Referring to Jesus, Peter told the early believers, “Whom having not seen, ye love; in whom, though now ye see him not, yet believing, ye rejoice with joy unspeakable and full of glory” (1 Pet. 1:8). A little later in the same book, he wrote, “Wherefore also it is contained in the scripture, Behold, I lay in Sion a chief corner stone, elect, precious: and he that believeth on him shall not be confounded. Unto you therefore which believe he is precious” (2:6-7).
In Jesus’s brief time on this earth, the Father revealed how precious his son was to Him. When He was baptized, “The Holy Ghost descended in a bodily shape like a dove upon him, and a voice came from heaven, which said, Thou art my beloved Son; in thee I am well pleased” (Luke 3:22).
During his years of ministry, people were drawn to Him. Although some of them may have had some material motives, multitudes gathered from far and near to hear his teaching and marvel at his nature. “Never man spake like this man” (John 7:46) was reported to his enemies. Jesus’s nature was so pure and humble that parents brought their little children for Him to touch and pray over them. Some wanted to stay with Him and follow Him daily, sensing that what He had to offer could be found nowhere else.
Though He is the theme of a thousand songs and spoken of fondly by many, Jesus’s preciousness is often more of an ideal than a reality. Yet his worth is unquestionable. He is worthy because He created this fabulous universe; “All things were made by him; and without him was not any thing made that was made” (John 1:3). He made it with the knowledge that mankind would turn to sin, and when they did, He would be the one to make an unspeakable sacrifice for their salvation. And He is worthy because He has lovingly accepted us as his brothers and sisters. He stands as our eternal advocate and intercedes for us before the Father and presents us faultless before Him.
“With his stripes we are healed” (Isa. 53:5). Many can speak of experiences of healing. Jesus had a keen interest in the well-being of the sick and handicapped while he lived on earth, and He still does. We wonder at times why our prayers for healing and relief are not answered in the way we wish, but we trust in the faith that He knows best and that all things work together for good to those who love Him.
But the greatest healing that is available to anyone is healing from our sins and the grace to overcome our sinful natures. Only those who have found Jesus’s preciousness can enjoy the fullness of Christian life. It is reserved for the true seekers who realized their soul’s deep needs and searched for Him as men seek for hidden treasure. Unless one senses his own unworthiness and uncleanness, he may not truly perceive how precious Jesus is. When, in our deep need, we call upon Him and He answers with pardon and peace, deep appreciation and love are born in our souls.

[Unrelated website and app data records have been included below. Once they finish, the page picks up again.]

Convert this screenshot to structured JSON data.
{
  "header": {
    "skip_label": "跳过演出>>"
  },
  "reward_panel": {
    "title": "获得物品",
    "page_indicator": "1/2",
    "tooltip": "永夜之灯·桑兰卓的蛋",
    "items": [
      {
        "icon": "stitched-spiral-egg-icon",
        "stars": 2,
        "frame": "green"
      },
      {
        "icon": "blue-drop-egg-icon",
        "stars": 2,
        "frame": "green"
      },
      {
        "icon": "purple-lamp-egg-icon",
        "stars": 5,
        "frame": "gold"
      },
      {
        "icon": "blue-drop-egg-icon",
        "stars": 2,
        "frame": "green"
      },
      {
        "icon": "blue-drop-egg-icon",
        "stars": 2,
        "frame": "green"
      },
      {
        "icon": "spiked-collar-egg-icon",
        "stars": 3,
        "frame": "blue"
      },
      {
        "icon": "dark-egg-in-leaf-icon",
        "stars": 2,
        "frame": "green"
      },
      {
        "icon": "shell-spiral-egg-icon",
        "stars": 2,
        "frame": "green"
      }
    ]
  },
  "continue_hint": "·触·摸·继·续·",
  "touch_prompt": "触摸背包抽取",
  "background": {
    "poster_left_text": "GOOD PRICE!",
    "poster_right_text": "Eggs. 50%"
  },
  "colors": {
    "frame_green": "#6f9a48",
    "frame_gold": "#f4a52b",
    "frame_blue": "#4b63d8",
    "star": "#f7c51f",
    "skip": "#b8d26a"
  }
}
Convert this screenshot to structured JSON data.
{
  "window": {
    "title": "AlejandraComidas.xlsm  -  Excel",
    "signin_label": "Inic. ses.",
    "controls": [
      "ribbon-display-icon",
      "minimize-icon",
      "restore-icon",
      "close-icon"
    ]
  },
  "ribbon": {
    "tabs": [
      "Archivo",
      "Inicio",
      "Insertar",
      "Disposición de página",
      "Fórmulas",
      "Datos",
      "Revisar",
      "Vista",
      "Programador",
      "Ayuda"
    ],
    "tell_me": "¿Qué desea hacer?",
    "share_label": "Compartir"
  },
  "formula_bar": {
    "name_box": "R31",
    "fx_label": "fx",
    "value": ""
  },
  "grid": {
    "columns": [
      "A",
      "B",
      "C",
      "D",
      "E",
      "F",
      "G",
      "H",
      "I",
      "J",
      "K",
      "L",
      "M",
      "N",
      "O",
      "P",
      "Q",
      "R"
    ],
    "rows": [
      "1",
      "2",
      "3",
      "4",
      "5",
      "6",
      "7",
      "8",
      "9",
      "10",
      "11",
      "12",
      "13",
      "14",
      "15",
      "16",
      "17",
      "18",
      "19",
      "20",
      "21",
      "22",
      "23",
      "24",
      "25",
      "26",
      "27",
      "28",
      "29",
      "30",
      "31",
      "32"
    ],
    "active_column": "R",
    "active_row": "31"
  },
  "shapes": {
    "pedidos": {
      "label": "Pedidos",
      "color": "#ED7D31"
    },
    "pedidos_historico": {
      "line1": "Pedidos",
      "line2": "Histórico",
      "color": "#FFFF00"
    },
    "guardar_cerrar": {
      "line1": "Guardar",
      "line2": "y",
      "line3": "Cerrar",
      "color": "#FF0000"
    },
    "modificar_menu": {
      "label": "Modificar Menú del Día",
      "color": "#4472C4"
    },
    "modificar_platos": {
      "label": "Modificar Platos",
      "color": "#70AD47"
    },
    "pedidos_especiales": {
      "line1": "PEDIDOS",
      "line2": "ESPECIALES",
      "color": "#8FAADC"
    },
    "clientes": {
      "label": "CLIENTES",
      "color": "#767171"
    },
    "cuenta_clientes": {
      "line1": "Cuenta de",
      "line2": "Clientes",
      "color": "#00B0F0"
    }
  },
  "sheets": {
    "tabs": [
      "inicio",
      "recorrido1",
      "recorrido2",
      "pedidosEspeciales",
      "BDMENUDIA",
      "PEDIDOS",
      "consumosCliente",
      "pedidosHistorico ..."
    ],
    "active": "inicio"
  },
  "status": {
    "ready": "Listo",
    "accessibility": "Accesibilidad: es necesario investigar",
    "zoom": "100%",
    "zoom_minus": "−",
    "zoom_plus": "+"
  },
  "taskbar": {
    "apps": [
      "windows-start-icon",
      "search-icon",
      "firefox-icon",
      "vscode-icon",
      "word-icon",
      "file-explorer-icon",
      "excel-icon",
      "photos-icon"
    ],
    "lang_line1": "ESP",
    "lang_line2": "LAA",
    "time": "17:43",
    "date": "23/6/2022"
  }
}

After his resurrection and ascension, his followers were filled with the Holy Spirit and demonstrated how precious their savior was to them. They had heard his teachings and known Him in the flesh, but now He was living in their hearts. With unabashed fervency, they preached, taught, and witnessed of Him whom their souls loved. Countless of his followers willingly went to their deaths for their faith. If a right relationship with Christ has done that for believers through the ages, will it not do the same for us?
Several things obscure the blessing and power we are entitled to enjoy in knowing Jesus. Unbelief is a major hindrance. Notice that Peter linked Jesus’s preciousness to faith: “Unto you…which believe he is precious.” When we begin to doubt his love for us or when we question his plan and provision, our joy ebbs away. Soon we question his commandments. Before long, resistance to the truth enters. Until we again choose to believe in Him and his Word, our faith will be weak.
Negligence is another reason why we lose our enthusiasm for Christian living. We become distracted by other interests and leave the first love that once thrilled our hearts. Or we become spiritually lazy and choose to give in to selfish ease rather than humble ourselves to kneel before Him in quiet reverence and waiting.
Then there is a disobedience which will quickly rob us of joy of the presence of Jesus. Instead, we are left with a sense of uneasiness and uncertainty about our standing with God. The pleasure of fellowship with Him eludes us, as does the fellowship with his faithful children. It is not so much the magnitude of the disobediences but the willfulness of them that distances us from the Savior. Only by repentance can we find again that sweet communion.
When believers have found Jesus’s preciousness, He becomes the central focus of their lives. Anything that detracts from serving Him is gladly surrendered. Until we fully surrender to Him, his commands are a burden and his ways unattainable. Jesus’s intimate friendship is enjoyed in the quietness of personal devotion. The warmest and most personal of those moments of communion with Him are not lightly shared with others. They bear a sacredness similar to the most holy place in the tabernacle that was entered only by a solitary individual. The route to the inner chambers with God is a personal one that must be found between each believer and his God.
From Messenger of Truth, 2019, No. 21